“Our hypothesis was that maybe it’s more nuanced than that,” Mr. Grayson said. “People have said, ‘I don’t trust advertising.’ The truth is, there is a lot of advertising that they do trust.”
Certain tactics, such as offering to match a competitor’s low prices, reporting a high rating on a site like Amazon or Yelp or mentioning a recent ranking by a third-party source like U.S. News & World Report, received the most positive reactions from participants.
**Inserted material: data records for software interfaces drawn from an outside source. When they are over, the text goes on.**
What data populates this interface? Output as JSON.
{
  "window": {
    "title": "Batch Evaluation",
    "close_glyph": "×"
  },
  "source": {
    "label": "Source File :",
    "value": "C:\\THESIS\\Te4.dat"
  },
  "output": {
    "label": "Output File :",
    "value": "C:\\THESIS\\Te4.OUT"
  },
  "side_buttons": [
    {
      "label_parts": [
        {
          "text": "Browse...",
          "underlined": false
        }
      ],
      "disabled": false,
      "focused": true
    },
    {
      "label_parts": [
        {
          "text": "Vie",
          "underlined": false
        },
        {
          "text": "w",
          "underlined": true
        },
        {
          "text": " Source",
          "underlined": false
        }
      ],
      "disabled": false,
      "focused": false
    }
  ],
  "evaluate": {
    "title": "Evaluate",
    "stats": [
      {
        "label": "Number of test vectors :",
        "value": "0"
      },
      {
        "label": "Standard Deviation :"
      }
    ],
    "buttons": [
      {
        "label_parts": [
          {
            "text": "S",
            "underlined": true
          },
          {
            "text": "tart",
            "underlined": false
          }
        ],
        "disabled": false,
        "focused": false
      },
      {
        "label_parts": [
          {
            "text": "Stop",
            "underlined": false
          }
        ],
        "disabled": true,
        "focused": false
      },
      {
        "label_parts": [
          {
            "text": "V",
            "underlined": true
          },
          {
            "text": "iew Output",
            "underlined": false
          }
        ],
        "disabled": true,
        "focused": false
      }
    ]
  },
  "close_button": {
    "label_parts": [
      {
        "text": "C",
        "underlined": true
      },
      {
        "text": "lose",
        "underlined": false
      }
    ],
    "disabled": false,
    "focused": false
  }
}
Others, like using paid actors instead of real people, or even hiring celebrity endorsers to express their affinity for a product, came off as “deceptive” or “manipulative,” according to those surveyed.
Jake Sorofman, who analyzes marketing trends as a vice president and chief of research for Gartner for Marketers, a research and consulting firm, said brands should already be recognizing that the “persuasion by way of manipulation” approaches of the past were not going to work on modern consumers.
“Consumers are certainly becoming more savvy, more skeptical, more discriminating,” Mr. Sorofman said. “They expect a lot more, and that’s putting pressure on marketers to do better.”
Chris Raih’s conclusion is that consumers are willing to play along, as long as brands play fairly. Mr. Raih, the founder and president of Zambezi, a Los Angeles ad agency, wrote an essay for AdWeek in January about combating the “atmosphere of disbelief” that he felt had pervaded society. He argued that brands needed to better use their platforms to bridge gaps, communicate and inspire.
“We do see more nuance than what is reported,” Mr. Raih wrote in an email. “Look, today’s audience is more sophisticated than ever before. They know how the machine works. They know why Facebook ads retarget them based on previous searches. They know why brands buy space on certain programming. The mystique is gone.”
Though the study demonstrated that all approaches are not equally unscrupulous in…